§ What to work on
Produce an exact copy of all the data below, dropping every image.

(Page and application data records)
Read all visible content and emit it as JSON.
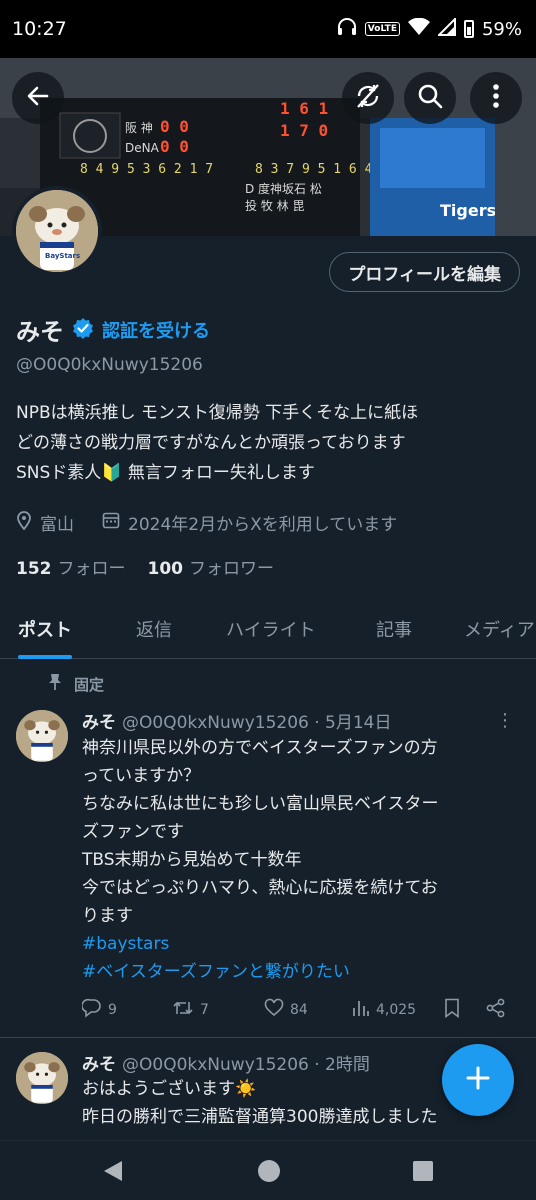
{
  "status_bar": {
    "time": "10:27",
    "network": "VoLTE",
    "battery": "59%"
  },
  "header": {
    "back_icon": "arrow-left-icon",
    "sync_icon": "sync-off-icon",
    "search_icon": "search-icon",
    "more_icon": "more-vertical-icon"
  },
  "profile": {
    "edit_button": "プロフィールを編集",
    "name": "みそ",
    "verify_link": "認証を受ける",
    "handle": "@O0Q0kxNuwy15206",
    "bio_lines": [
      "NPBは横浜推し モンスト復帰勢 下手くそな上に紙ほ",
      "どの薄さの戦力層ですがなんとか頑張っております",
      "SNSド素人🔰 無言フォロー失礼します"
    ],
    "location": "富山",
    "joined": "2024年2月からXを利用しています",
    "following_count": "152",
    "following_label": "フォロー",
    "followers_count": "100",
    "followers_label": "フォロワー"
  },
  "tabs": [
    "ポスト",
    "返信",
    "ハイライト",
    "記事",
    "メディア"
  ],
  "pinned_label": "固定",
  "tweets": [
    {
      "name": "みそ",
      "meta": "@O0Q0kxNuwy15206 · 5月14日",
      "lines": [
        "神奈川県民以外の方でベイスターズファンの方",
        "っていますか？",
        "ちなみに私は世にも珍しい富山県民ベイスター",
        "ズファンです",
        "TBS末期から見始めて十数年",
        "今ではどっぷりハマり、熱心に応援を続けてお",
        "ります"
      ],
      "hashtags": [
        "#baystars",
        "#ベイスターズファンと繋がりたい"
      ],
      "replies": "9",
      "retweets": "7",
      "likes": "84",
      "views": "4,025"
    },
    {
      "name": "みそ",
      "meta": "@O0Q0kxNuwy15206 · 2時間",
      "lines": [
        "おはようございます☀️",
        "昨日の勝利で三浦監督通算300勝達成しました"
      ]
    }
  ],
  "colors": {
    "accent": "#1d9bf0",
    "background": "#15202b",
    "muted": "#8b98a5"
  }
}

§ Answer to this task
Read all visible content and emit it as JSON.
{
  "status_bar": {
    "time": "10:27",
    "network": "VoLTE",
    "battery": "59%"
  },
  "header": {
    "back_icon": "arrow-left-icon",
    "sync_icon": "sync-off-icon",
    "search_icon": "search-icon",
    "more_icon": "more-vertical-icon"
  },
  "profile": {
    "edit_button": "プロフィールを編集",
    "name": "みそ",
    "verify_link": "認証を受ける",
    "handle": "@O0Q0kxNuwy15206",
    "bio_lines": [
      "NPBは横浜推し モンスト復帰勢 下手くそな上に紙ほ",
      "どの薄さの戦力層ですがなんとか頑張っております",
      "SNSド素人🔰 無言フォロー失礼します"
    ],
    "location": "富山",
    "joined": "2024年2月からXを利用しています",
    "following_count": "152",
    "following_label": "フォロー",
    "followers_count": "100",
    "followers_label": "フォロワー"
  },
  "tabs": [
    "ポスト",
    "返信",
    "ハイライト",
    "記事",
    "メディア"
  ],
  "pinned_label": "固定",
  "tweets": [
    {
      "name": "みそ",
      "meta": "@O0Q0kxNuwy15206 · 5月14日",
      "lines": [
        "神奈川県民以外の方でベイスターズファンの方",
        "っていますか？",
        "ちなみに私は世にも珍しい富山県民ベイスター",
        "ズファンです",
        "TBS末期から見始めて十数年",
        "今ではどっぷりハマり、熱心に応援を続けてお",
        "ります"
      ],
      "hashtags": [
        "#baystars",
        "#ベイスターズファンと繋がりたい"
      ],
      "replies": "9",
      "retweets": "7",
      "likes": "84",
      "views": "4,025"
    },
    {
      "name": "みそ",
      "meta": "@O0Q0kxNuwy15206 · 2時間",
      "lines": [
        "おはようございます☀️",
        "昨日の勝利で三浦監督通算300勝達成しました"
      ]
    }
  ],
  "colors": {
    "accent": "#1d9bf0",
    "background": "#15202b",
    "muted": "#8b98a5"
  }
}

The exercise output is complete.